- Directions -
Your answer must be every line of the data that contains "this".

Entries taken from a collection:
————————
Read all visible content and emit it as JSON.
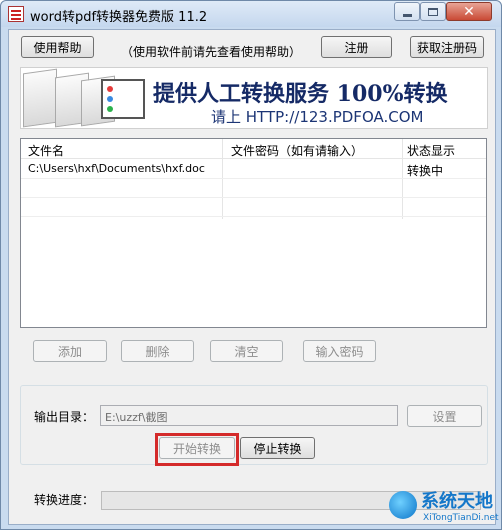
{
  "window": {
    "title": "word转pdf转换器免费版 11.2",
    "close_glyph": "✕"
  },
  "top_bar": {
    "help_button": "使用帮助",
    "hint": "（使用软件前请先查看使用帮助）",
    "register_button": "注册",
    "get_code_button": "获取注册码"
  },
  "banner": {
    "line1": "提供人工转换服务 100%转换",
    "line2": "请上  HTTP://123.PDFOA.COM"
  },
  "file_table": {
    "columns": [
      "文件名",
      "文件密码（如有请输入）",
      "状态显示"
    ],
    "rows": [
      {
        "filename": "C:\\Users\\hxf\\Documents\\hxf.doc",
        "password": "",
        "status": "转换中"
      }
    ]
  },
  "file_actions": {
    "add": "添加",
    "delete": "删除",
    "clear": "清空",
    "enter_password": "输入密码"
  },
  "output": {
    "label": "输出目录：",
    "path": "E:\\uzzf\\截图",
    "settings_button": "设置"
  },
  "conversion": {
    "start_button": "开始转换",
    "stop_button": "停止转换",
    "progress_label": "转换进度：",
    "progress_fraction": 0
  },
  "watermark": {
    "name": "系统天地",
    "site": "XiTongTianDi.net"
  },
  "colors": {
    "banner_text": "#152a66",
    "highlight_border": "#d42a2a",
    "watermark": "#1477c9"
  }
}
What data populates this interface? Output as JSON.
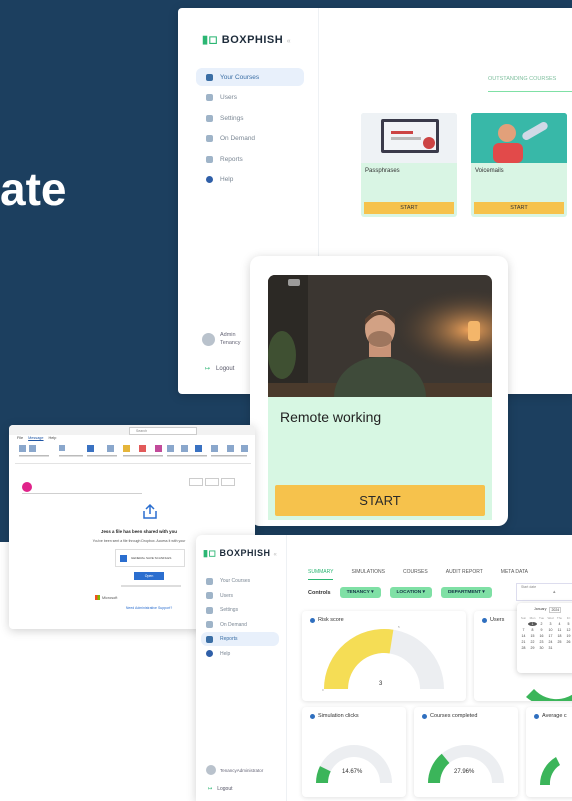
{
  "hero": {
    "word": "ate"
  },
  "top_app": {
    "logo": "BOXPHISH",
    "nav": [
      {
        "label": "Your Courses",
        "active": true
      },
      {
        "label": "Users"
      },
      {
        "label": "Settings"
      },
      {
        "label": "On Demand"
      },
      {
        "label": "Reports"
      },
      {
        "label": "Help"
      }
    ],
    "user_name": "Admin",
    "user_org": "Tenancy",
    "logout": "Logout",
    "tab_label": "OUTSTANDING COURSES",
    "courses": [
      {
        "title": "Passphrases",
        "start": "START"
      },
      {
        "title": "Voicemails",
        "start": "START"
      }
    ]
  },
  "video_card": {
    "title": "Remote working",
    "start": "START"
  },
  "outlook": {
    "search": "Search",
    "menu": [
      "File",
      "Message",
      "Help"
    ],
    "heading": "Jess a file has been shared with you",
    "body": "You've been sent a file through Dropbox. Access it with your",
    "file_label": "GENERAL SAVE SCANFILES",
    "open_btn": "Open",
    "brand": "Microsoft",
    "footer_link": "Need Administrative Support?"
  },
  "dashboard": {
    "logo": "BOXPHISH",
    "nav": [
      {
        "label": "Your Courses"
      },
      {
        "label": "Users"
      },
      {
        "label": "Settings"
      },
      {
        "label": "On Demand"
      },
      {
        "label": "Reports",
        "active": true
      },
      {
        "label": "Help"
      }
    ],
    "user": "TenancyAdministrator",
    "logout": "Logout",
    "tabs": [
      "SUMMARY",
      "SIMULATIONS",
      "COURSES",
      "AUDIT REPORT",
      "META DATA"
    ],
    "controls_label": "Controls",
    "filters": [
      "TENANCY",
      "LOCATION",
      "DEPARTMENT"
    ],
    "date_label": "Start date",
    "calendar": {
      "month": "January",
      "year": "2024",
      "days": [
        "Sun",
        "Mon",
        "Tue",
        "Wed",
        "Thu",
        "Fri"
      ],
      "rows": [
        [
          "",
          "1",
          "2",
          "3",
          "4",
          "5"
        ],
        [
          "7",
          "8",
          "9",
          "10",
          "11",
          "12"
        ],
        [
          "14",
          "15",
          "16",
          "17",
          "18",
          "19"
        ],
        [
          "21",
          "22",
          "23",
          "24",
          "25",
          "26"
        ],
        [
          "28",
          "29",
          "30",
          "31",
          "",
          ""
        ]
      ]
    },
    "panes": {
      "risk": {
        "title": "Risk score",
        "value": "3",
        "min": "0",
        "max": "5",
        "level": 0.55,
        "color": "#f5dd55"
      },
      "users": {
        "title": "Users"
      },
      "sim": {
        "title": "Simulation clicks",
        "value": "14.67%",
        "level": 0.1467,
        "color": "#3bb55a"
      },
      "courses": {
        "title": "Courses completed",
        "value": "27.96%",
        "level": 0.2796,
        "color": "#3bb55a"
      },
      "avg": {
        "title": "Average c"
      }
    }
  }
}
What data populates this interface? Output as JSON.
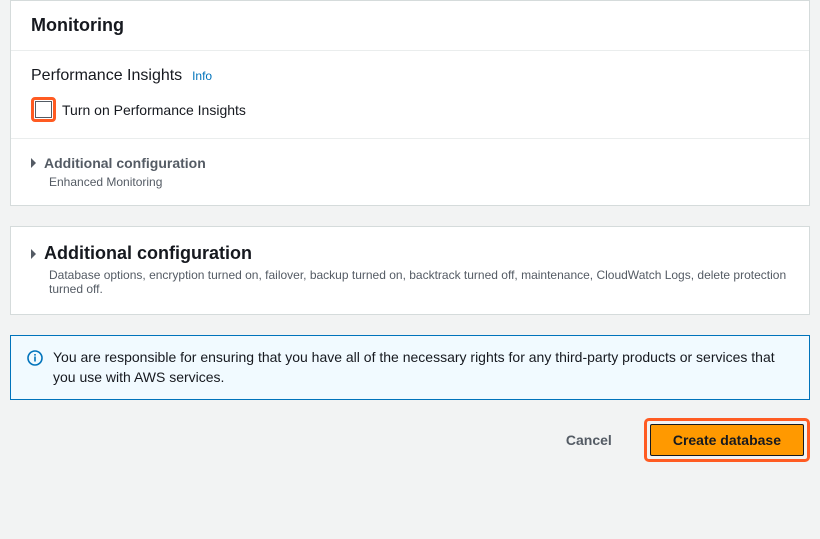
{
  "colors": {
    "accent": "#ff9900",
    "highlight": "#ff5b22",
    "link": "#0073bb"
  },
  "panel1": {
    "title": "Monitoring",
    "perf_title": "Performance Insights",
    "info_link": "Info",
    "checkbox_label": "Turn on Performance Insights",
    "expander_label": "Additional configuration",
    "expander_sub": "Enhanced Monitoring"
  },
  "panel2": {
    "expander_label": "Additional configuration",
    "summary": "Database options, encryption turned on, failover, backup turned on, backtrack turned off, maintenance, CloudWatch Logs, delete protection turned off."
  },
  "notice": {
    "text": "You are responsible for ensuring that you have all of the necessary rights for any third-party products or services that you use with AWS services."
  },
  "actions": {
    "cancel": "Cancel",
    "create": "Create database"
  },
  "icons": {
    "info": "info-icon",
    "caret": "chevron-right-icon"
  }
}
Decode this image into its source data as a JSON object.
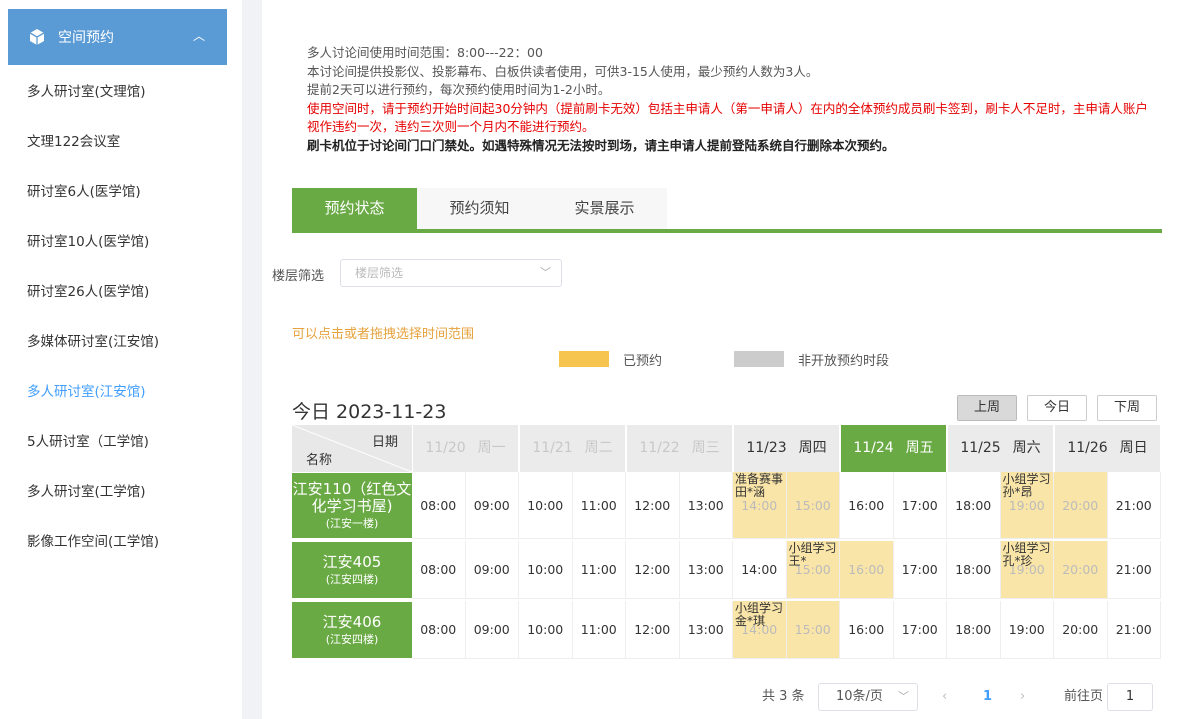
{
  "sidebar": {
    "header_label": "空间预约",
    "items": [
      "多人研讨室(文理馆)",
      "文理122会议室",
      "研讨室6人(医学馆)",
      "研讨室10人(医学馆)",
      "研讨室26人(医学馆)",
      "多媒体研讨室(江安馆)",
      "多人研讨室(江安馆)",
      "5人研讨室（工学馆)",
      "多人研讨室(工学馆)",
      "影像工作空间(工学馆)"
    ],
    "active_index": 6
  },
  "notice": {
    "line1": "多人讨论间使用时间范围：8:00---22：00",
    "line2": "本讨论间提供投影仪、投影幕布、白板供读者使用，可供3-15人使用，最少预约人数为3人。",
    "line3": "提前2天可以进行预约，每次预约使用时间为1-2小时。",
    "line4": "使用空间时，请于预约开始时间起30分钟内（提前刷卡无效）包括主申请人（第一申请人）在内的全体预约成员刷卡签到，刷卡人不足时，主申请人账户视作违约一次，违约三次则一个月内不能进行预约。",
    "line5": "刷卡机位于讨论间门口门禁处。如遇特殊情况无法按时到场，请主申请人提前登陆系统自行删除本次预约。"
  },
  "tabs": [
    "预约状态",
    "预约须知",
    "实景展示"
  ],
  "filter": {
    "label": "楼层筛选",
    "placeholder": "楼层筛选"
  },
  "hint": "可以点击或者拖拽选择时间范围",
  "legend": {
    "booked": "已预约",
    "closed": "非开放预约时段"
  },
  "colors": {
    "booked": "#f5c54f",
    "closed": "#cccccc",
    "green": "#6aaa45",
    "active_blue": "#409eff"
  },
  "today": "今日 2023-11-23",
  "week_buttons": [
    "上周",
    "今日",
    "下周"
  ],
  "grid_header": {
    "date_label": "日期",
    "name_label": "名称"
  },
  "days": [
    {
      "date": "11/20",
      "week": "周一",
      "state": "past"
    },
    {
      "date": "11/21",
      "week": "周二",
      "state": "past"
    },
    {
      "date": "11/22",
      "week": "周三",
      "state": "past"
    },
    {
      "date": "11/23",
      "week": "周四",
      "state": "normal"
    },
    {
      "date": "11/24",
      "week": "周五",
      "state": "selected"
    },
    {
      "date": "11/25",
      "week": "周六",
      "state": "normal"
    },
    {
      "date": "11/26",
      "week": "周日",
      "state": "normal"
    }
  ],
  "times": [
    "08:00",
    "09:00",
    "10:00",
    "11:00",
    "12:00",
    "13:00",
    "14:00",
    "15:00",
    "16:00",
    "17:00",
    "18:00",
    "19:00",
    "20:00",
    "21:00"
  ],
  "rooms": [
    {
      "name": "江安110（红色文化学习书屋)",
      "sub": "(江安一楼)",
      "booked": [
        6,
        7,
        11,
        12
      ],
      "labels": [
        {
          "slot": 6,
          "text": "准备赛事田*涵"
        },
        {
          "slot": 11,
          "text": "小组学习孙*昂"
        }
      ]
    },
    {
      "name": "江安405",
      "sub": "(江安四楼)",
      "booked": [
        7,
        8,
        11,
        12
      ],
      "labels": [
        {
          "slot": 7,
          "text": "小组学习王*"
        },
        {
          "slot": 11,
          "text": "小组学习孔*珍"
        }
      ]
    },
    {
      "name": "江安406",
      "sub": "(江安四楼)",
      "booked": [
        6,
        7
      ],
      "labels": [
        {
          "slot": 6,
          "text": "小组学习金*琪"
        }
      ]
    }
  ],
  "pagination": {
    "total": "共 3 条",
    "page_size": "10条/页",
    "current": "1",
    "goto_label": "前往页",
    "goto_value": "1"
  }
}
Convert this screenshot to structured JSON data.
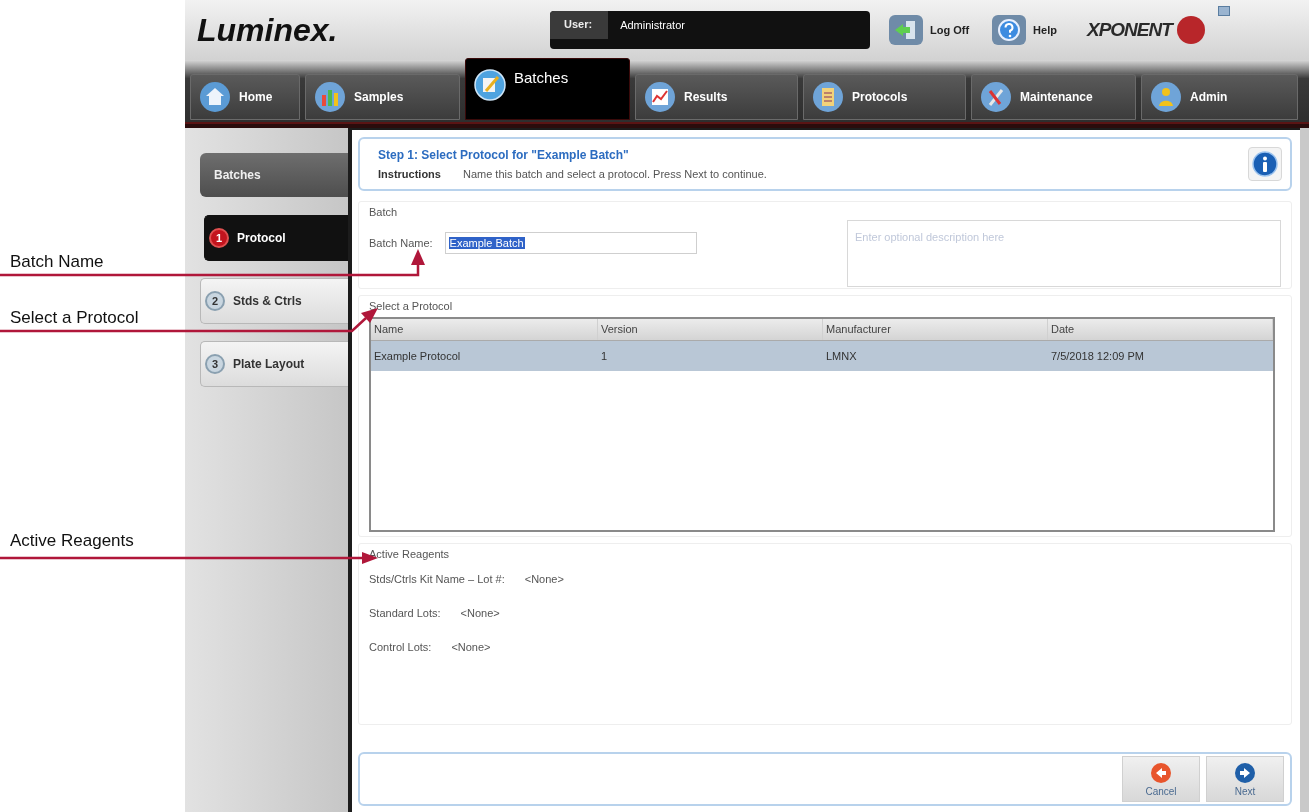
{
  "callouts": [
    {
      "label": "Batch Name"
    },
    {
      "label": "Select a Protocol"
    },
    {
      "label": "Active Reagents"
    }
  ],
  "header": {
    "logo": "Luminex.",
    "user_label": "User:",
    "user": "Administrator",
    "log_off": "Log Off",
    "help": "Help",
    "brand": "XPONENT"
  },
  "tabs": [
    {
      "label": "Home",
      "selected": false
    },
    {
      "label": "Samples",
      "selected": false
    },
    {
      "label": "Batches",
      "selected": true
    },
    {
      "label": "Results",
      "selected": false
    },
    {
      "label": "Protocols",
      "selected": false
    },
    {
      "label": "Maintenance",
      "selected": false
    },
    {
      "label": "Admin",
      "selected": false
    }
  ],
  "sidebar": {
    "title": "Batches",
    "steps": [
      {
        "number": "1",
        "label": "Protocol",
        "selected": true
      },
      {
        "number": "2",
        "label": "Stds & Ctrls",
        "selected": false
      },
      {
        "number": "3",
        "label": "Plate Layout",
        "selected": false
      }
    ]
  },
  "instructions": {
    "title": "Step 1: Select Protocol for \"Example Batch\"",
    "label": "Instructions",
    "text": "Name this batch and select a protocol. Press Next to continue."
  },
  "batch": {
    "group_label": "Batch",
    "name_label": "Batch Name:",
    "name_value": "Example Batch",
    "text_selected": true,
    "description_placeholder": "Enter optional description here"
  },
  "protocols": {
    "group_label": "Select a Protocol",
    "columns": [
      "Name",
      "Version",
      "Manufacturer",
      "Date"
    ],
    "rows": [
      {
        "cells": [
          "Example Protocol",
          "1",
          "LMNX",
          "7/5/2018 12:09 PM"
        ],
        "selected": true
      }
    ]
  },
  "reagents": {
    "group_label": "Active Reagents",
    "items": [
      {
        "label": "Stds/Ctrls Kit Name – Lot #:",
        "value": "<None>"
      },
      {
        "label": "Standard Lots:",
        "value": "<None>"
      },
      {
        "label": "Control Lots:",
        "value": "<None>"
      }
    ]
  },
  "buttons": [
    {
      "label": "Cancel",
      "kind": "cancel"
    },
    {
      "label": "Next",
      "kind": "next"
    }
  ]
}
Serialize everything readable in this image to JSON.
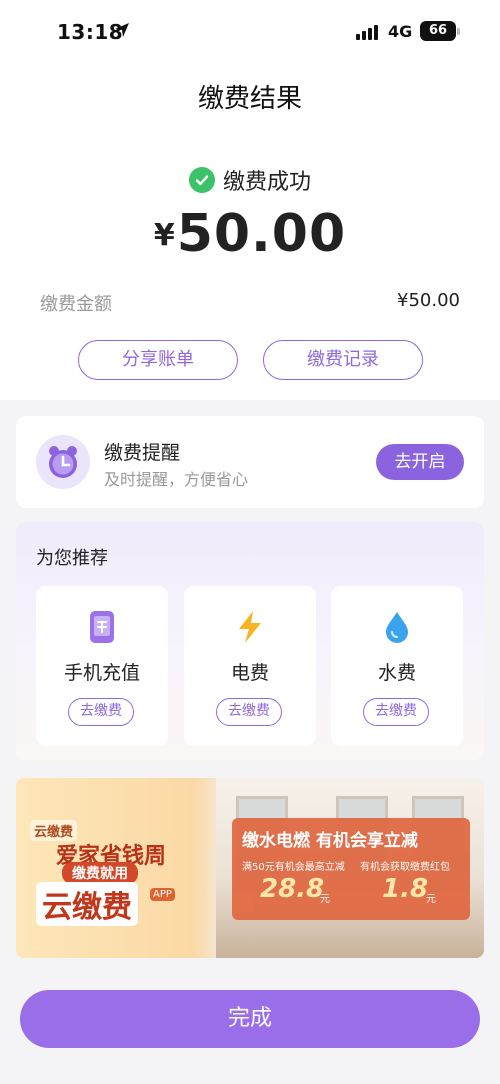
{
  "status_bar": {
    "time": "13:18",
    "network": "4G",
    "battery": "66"
  },
  "header": {
    "title": "缴费结果"
  },
  "result": {
    "status_text": "缴费成功",
    "currency_symbol": "¥",
    "amount": "50.00",
    "fee_label": "缴费金额",
    "fee_value": "¥50.00",
    "share_button": "分享账单",
    "records_button": "缴费记录"
  },
  "reminder": {
    "title": "缴费提醒",
    "subtitle": "及时提醒，方便省心",
    "button": "去开启"
  },
  "recommend": {
    "title": "为您推荐",
    "items": [
      {
        "name": "手机充值",
        "button": "去缴费",
        "icon": "phone-recharge-icon"
      },
      {
        "name": "电费",
        "button": "去缴费",
        "icon": "lightning-icon"
      },
      {
        "name": "水费",
        "button": "去缴费",
        "icon": "water-drop-icon"
      }
    ]
  },
  "banner": {
    "tag": "云缴费",
    "title1": "爱家省钱周",
    "title2": "缴费就用",
    "brand": "云缴费",
    "app_badge": "APP",
    "promo_title": "缴水电燃 有机会享立减",
    "offer1_label": "满50元有机会最高立减",
    "offer1_value": "28.8",
    "offer1_unit": "元",
    "offer2_label": "有机会获取缴费红包",
    "offer2_value": "1.8",
    "offer2_unit": "元"
  },
  "footer": {
    "done_button": "完成"
  },
  "colors": {
    "accent": "#8c63df",
    "success": "#3cc268"
  }
}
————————
- Task answer -
What data populates this interface? Output as JSON.
What data populates this interface? Output as JSON.
Decode this image into its source data as a JSON object.
Convert this screenshot to structured JSON data.
    "text": "Name this batch and select a protocol. Press Next to continue."
Serialize everything readable in this image to JSON.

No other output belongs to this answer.